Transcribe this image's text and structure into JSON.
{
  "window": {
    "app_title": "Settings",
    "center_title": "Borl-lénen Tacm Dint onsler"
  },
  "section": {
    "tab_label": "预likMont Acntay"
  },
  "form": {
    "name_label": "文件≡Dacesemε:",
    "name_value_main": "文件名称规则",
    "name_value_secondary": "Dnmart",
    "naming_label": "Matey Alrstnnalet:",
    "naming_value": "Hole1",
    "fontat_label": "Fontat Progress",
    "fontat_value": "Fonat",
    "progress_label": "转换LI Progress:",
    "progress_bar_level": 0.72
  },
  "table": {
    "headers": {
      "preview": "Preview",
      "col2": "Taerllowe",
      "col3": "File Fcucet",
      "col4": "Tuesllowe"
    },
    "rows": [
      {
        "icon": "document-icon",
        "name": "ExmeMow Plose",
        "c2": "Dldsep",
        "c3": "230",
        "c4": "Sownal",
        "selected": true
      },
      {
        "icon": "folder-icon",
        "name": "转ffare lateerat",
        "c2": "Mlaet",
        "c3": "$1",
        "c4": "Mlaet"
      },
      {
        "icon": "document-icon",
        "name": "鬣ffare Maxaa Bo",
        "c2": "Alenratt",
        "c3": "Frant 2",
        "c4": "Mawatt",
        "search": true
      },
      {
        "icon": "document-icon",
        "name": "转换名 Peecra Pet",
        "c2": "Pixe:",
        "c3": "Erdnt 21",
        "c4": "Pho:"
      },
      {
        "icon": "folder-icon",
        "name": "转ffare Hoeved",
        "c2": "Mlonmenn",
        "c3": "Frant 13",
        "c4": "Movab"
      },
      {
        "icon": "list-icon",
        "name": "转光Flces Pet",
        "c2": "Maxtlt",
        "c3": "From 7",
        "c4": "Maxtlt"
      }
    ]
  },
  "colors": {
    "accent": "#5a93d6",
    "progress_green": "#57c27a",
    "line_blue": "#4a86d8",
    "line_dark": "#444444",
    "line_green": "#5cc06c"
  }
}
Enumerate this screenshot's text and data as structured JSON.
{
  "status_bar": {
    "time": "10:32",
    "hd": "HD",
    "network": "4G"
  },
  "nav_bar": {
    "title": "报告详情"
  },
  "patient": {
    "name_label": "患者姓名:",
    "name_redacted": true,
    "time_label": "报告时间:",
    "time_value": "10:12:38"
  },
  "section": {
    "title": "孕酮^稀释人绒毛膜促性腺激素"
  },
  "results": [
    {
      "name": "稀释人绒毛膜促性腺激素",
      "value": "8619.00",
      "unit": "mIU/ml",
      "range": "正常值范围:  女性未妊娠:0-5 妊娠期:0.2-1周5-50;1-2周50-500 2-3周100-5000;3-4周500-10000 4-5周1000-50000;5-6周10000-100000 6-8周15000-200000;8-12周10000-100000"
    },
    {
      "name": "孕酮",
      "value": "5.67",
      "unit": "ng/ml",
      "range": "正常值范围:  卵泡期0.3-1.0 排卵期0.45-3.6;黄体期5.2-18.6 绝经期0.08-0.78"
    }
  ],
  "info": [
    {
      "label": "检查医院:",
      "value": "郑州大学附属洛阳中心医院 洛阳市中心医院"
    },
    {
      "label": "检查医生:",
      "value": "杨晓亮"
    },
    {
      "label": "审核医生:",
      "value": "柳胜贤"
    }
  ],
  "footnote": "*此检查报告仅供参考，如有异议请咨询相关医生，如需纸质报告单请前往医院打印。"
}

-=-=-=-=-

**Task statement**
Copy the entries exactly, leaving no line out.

**Exercise output**
Transcribe this image's text and structure into JSON.
{
  "window": {
    "app_title": "Settings",
    "center_title": "Borl-lénen Tacm Dint onsler"
  },
  "section": {
    "tab_label": "预likMont Acntay"
  },
  "form": {
    "name_label": "文件≡Dacesemε:",
    "name_value_main": "文件名称规则",
    "name_value_secondary": "Dnmart",
    "naming_label": "Matey Alrstnnalet:",
    "naming_value": "Hole1",
    "fontat_label": "Fontat Progress",
    "fontat_value": "Fonat",
    "progress_label": "转换LI Progress:",
    "progress_bar_level": 0.72
  },
  "table": {
    "headers": {
      "preview": "Preview",
      "col2": "Taerllowe",
      "col3": "File Fcucet",
      "col4": "Tuesllowe"
    },
    "rows": [
      {
        "icon": "document-icon",
        "name": "ExmeMow Plose",
        "c2": "Dldsep",
        "c3": "230",
        "c4": "Sownal",
        "selected": true
      },
      {
        "icon": "folder-icon",
        "name": "转ffare lateerat",
        "c2": "Mlaet",
        "c3": "$1",
        "c4": "Mlaet"
      },
      {
        "icon": "document-icon",
        "name": "鬣ffare Maxaa Bo",
        "c2": "Alenratt",
        "c3": "Frant 2",
        "c4": "Mawatt",
        "search": true
      },
      {
        "icon": "document-icon",
        "name": "转换名 Peecra Pet",
        "c2": "Pixe:",
        "c3": "Erdnt 21",
        "c4": "Pho:"
      },
      {
        "icon": "folder-icon",
        "name": "转ffare Hoeved",
        "c2": "Mlonmenn",
        "c3": "Frant 13",
        "c4": "Movab"
      },
      {
        "icon": "list-icon",
        "name": "转光Flces Pet",
        "c2": "Maxtlt",
        "c3": "From 7",
        "c4": "Maxtlt"
      }
    ]
  },
  "colors": {
    "accent": "#5a93d6",
    "progress_green": "#57c27a",
    "line_blue": "#4a86d8",
    "line_dark": "#444444",
    "line_green": "#5cc06c"
  }
}
Enumerate this screenshot's text and data as structured JSON.
{
  "status_bar": {
    "time": "10:32",
    "hd": "HD",
    "network": "4G"
  },
  "nav_bar": {
    "title": "报告详情"
  },
  "patient": {
    "name_label": "患者姓名:",
    "name_redacted": true,
    "time_label": "报告时间:",
    "time_value": "10:12:38"
  },
  "section": {
    "title": "孕酮^稀释人绒毛膜促性腺激素"
  },
  "results": [
    {
      "name": "稀释人绒毛膜促性腺激素",
      "value": "8619.00",
      "unit": "mIU/ml",
      "range": "正常值范围:  女性未妊娠:0-5 妊娠期:0.2-1周5-50;1-2周50-500 2-3周100-5000;3-4周500-10000 4-5周1000-50000;5-6周10000-100000 6-8周15000-200000;8-12周10000-100000"
    },
    {
      "name": "孕酮",
      "value": "5.67",
      "unit": "ng/ml",
      "range": "正常值范围:  卵泡期0.3-1.0 排卵期0.45-3.6;黄体期5.2-18.6 绝经期0.08-0.78"
    }
  ],
  "info": [
    {
      "label": "检查医院:",
      "value": "郑州大学附属洛阳中心医院 洛阳市中心医院"
    },
    {
      "label": "检查医生:",
      "value": "杨晓亮"
    },
    {
      "label": "审核医生:",
      "value": "柳胜贤"
    }
  ],
  "footnote": "*此检查报告仅供参考，如有异议请咨询相关医生，如需纸质报告单请前往医院打印。"
}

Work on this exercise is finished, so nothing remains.